- **EXERCISE DIRECTIONS**
Return each line of the listing that has the word "Diones" in it.

- **EXTRACTED RECORDS**

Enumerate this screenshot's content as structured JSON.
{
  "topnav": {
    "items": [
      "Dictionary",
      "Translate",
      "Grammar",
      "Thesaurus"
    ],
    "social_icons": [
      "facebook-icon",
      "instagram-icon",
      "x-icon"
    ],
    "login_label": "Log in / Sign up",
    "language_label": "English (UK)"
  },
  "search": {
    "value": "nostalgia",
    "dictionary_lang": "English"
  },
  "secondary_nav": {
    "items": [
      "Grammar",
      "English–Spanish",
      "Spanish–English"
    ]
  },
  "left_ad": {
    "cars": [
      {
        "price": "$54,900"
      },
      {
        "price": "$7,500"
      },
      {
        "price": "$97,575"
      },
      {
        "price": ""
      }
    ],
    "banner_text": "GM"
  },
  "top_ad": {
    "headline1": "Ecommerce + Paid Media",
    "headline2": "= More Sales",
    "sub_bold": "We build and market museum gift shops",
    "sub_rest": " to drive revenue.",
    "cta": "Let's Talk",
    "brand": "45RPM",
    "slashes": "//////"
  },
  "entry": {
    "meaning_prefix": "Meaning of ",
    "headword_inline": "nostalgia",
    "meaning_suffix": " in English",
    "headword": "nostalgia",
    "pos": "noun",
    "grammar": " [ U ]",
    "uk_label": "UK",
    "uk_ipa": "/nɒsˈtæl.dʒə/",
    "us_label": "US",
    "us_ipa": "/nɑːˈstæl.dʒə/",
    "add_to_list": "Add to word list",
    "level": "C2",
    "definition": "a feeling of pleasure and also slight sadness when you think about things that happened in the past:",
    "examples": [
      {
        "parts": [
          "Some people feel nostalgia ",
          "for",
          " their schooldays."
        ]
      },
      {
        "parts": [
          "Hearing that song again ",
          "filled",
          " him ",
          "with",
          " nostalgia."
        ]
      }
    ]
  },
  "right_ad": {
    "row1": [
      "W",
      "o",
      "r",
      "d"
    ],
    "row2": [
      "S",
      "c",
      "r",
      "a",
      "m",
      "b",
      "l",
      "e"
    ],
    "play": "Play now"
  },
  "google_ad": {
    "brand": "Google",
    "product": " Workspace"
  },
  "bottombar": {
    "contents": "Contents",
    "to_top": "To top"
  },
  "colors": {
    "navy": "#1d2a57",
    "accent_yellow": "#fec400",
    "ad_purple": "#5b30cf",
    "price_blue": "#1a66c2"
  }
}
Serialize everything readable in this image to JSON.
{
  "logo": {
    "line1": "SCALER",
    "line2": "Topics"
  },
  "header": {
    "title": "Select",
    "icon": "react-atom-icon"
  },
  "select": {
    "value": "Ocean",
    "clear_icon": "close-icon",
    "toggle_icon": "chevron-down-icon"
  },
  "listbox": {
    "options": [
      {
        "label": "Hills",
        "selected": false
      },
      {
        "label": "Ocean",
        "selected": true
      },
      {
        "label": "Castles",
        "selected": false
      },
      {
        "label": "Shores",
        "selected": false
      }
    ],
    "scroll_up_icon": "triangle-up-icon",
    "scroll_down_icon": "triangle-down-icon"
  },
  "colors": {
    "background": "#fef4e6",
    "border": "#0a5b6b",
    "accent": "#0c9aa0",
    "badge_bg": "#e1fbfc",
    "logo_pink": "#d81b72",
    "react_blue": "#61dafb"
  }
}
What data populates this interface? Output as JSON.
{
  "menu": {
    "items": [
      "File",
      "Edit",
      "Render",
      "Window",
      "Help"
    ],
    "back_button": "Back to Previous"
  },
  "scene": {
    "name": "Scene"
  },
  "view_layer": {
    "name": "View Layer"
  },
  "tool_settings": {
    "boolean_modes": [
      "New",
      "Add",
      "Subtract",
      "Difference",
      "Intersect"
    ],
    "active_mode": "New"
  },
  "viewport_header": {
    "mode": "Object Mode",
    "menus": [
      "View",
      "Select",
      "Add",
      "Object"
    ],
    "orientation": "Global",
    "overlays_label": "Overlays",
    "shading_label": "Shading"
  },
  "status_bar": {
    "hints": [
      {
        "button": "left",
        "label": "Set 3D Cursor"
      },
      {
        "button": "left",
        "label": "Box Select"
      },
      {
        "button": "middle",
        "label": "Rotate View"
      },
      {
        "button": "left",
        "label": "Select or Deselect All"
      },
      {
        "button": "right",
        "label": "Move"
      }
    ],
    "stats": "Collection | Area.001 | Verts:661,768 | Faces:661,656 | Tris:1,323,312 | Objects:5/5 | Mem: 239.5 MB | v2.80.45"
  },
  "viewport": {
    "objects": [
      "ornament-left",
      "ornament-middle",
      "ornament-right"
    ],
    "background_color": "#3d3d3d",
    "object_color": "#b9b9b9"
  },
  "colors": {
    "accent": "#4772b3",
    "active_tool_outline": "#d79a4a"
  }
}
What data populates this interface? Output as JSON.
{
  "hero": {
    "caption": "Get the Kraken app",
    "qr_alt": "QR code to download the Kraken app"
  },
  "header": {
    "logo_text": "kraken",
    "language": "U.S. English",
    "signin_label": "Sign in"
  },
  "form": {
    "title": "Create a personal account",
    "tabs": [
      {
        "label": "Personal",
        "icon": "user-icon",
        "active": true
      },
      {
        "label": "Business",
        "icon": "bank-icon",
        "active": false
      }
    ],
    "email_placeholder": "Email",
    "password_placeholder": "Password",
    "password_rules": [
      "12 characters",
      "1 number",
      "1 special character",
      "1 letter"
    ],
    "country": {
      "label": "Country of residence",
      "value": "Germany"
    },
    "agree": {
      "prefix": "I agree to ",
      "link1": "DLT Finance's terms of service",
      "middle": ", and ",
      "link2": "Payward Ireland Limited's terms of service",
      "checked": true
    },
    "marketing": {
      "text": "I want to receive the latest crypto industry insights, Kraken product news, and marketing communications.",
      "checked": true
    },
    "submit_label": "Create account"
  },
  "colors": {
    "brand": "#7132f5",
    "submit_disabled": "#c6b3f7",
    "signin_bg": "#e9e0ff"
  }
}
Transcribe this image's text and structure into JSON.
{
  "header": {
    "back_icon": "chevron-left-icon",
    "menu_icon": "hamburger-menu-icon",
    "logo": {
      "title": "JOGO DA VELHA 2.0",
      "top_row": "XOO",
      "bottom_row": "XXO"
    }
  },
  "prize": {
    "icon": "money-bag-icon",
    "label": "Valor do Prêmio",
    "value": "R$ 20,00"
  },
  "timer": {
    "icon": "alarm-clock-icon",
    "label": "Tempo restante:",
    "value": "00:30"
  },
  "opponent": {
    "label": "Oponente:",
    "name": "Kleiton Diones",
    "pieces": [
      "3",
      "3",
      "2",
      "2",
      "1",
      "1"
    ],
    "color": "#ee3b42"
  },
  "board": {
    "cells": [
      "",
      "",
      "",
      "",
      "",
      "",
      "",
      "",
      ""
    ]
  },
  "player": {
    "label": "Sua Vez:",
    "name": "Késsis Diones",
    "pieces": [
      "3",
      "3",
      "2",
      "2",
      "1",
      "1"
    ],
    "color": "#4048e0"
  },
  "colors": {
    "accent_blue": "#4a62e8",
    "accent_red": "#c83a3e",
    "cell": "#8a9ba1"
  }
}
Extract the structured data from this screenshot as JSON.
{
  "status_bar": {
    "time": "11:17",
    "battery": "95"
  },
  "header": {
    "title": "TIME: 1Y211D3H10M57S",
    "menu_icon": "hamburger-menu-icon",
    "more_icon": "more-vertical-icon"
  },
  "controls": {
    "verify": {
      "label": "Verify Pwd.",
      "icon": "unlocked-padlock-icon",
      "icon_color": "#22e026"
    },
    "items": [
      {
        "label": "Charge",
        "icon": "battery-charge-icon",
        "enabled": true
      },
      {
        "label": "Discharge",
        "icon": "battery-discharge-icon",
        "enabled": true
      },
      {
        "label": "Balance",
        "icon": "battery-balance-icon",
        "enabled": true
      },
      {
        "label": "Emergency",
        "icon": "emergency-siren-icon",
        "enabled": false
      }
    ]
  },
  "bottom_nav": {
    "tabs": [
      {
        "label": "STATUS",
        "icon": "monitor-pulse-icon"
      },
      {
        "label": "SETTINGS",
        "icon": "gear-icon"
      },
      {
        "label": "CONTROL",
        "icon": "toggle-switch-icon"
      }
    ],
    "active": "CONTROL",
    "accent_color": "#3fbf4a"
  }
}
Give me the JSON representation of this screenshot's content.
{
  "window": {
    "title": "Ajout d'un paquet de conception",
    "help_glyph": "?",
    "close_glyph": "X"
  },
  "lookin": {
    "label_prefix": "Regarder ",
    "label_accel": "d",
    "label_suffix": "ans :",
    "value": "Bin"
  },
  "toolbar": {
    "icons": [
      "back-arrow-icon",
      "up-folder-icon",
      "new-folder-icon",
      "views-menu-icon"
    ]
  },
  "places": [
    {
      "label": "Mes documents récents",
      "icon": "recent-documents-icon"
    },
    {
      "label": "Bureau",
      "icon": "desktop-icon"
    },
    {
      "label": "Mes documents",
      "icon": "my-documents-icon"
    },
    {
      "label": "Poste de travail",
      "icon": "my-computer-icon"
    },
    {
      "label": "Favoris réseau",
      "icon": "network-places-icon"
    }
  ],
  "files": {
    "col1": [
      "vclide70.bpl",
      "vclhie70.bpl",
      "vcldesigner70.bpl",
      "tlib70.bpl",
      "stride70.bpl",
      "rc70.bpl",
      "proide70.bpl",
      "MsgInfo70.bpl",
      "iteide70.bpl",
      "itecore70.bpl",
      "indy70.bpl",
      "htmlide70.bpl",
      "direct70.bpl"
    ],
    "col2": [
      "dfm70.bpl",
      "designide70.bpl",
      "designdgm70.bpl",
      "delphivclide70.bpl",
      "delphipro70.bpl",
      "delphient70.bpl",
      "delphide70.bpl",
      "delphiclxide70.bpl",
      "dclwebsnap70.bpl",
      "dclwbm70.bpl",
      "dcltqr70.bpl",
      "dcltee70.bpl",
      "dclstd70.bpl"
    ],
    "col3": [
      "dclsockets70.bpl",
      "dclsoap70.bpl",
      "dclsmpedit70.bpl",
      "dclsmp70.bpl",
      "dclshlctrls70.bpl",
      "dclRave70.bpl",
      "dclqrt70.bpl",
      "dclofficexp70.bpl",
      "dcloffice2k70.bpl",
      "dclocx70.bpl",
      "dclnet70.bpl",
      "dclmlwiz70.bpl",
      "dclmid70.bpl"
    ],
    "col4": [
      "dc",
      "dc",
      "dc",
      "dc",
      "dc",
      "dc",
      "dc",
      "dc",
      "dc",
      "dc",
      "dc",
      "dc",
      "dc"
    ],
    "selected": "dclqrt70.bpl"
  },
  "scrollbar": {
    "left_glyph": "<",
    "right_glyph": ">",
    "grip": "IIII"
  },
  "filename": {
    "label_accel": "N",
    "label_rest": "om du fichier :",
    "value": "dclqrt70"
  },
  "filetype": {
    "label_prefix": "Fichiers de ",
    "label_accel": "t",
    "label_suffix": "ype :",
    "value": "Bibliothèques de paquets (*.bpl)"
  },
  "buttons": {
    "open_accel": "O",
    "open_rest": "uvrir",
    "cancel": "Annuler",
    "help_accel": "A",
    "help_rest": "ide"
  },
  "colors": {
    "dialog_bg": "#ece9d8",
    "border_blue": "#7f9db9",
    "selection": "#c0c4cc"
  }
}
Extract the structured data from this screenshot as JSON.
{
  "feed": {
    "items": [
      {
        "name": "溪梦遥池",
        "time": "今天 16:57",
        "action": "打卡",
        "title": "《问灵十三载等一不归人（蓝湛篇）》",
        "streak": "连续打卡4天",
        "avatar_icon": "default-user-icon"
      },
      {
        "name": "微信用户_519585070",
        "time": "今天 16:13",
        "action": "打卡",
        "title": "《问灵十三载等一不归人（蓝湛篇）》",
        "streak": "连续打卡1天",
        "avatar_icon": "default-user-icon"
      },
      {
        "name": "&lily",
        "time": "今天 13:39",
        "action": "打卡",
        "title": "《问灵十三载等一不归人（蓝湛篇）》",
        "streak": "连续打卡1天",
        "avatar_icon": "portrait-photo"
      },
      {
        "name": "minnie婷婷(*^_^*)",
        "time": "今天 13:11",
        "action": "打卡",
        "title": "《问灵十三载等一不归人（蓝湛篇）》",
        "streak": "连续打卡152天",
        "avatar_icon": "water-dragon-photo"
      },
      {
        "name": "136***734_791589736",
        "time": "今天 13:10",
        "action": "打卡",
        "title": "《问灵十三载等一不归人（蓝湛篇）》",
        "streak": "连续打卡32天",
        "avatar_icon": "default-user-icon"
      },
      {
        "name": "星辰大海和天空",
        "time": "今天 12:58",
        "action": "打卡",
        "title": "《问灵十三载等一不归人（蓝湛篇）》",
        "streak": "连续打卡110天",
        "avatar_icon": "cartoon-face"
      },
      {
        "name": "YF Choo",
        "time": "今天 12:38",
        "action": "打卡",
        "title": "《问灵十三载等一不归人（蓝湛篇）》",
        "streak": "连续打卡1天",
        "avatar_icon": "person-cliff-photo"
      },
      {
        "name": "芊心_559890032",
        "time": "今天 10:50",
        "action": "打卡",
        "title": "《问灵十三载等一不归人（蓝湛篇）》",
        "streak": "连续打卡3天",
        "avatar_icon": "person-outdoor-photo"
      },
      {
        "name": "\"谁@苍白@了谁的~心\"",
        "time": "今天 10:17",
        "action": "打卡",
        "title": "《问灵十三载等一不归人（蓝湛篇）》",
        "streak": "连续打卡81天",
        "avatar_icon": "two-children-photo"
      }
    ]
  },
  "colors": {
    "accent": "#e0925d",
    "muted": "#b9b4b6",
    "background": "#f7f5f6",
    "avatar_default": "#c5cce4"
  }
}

- **THE COMPLETED TASK**
    "name": "Kleiton Diones",
    "name": "Késsis Diones",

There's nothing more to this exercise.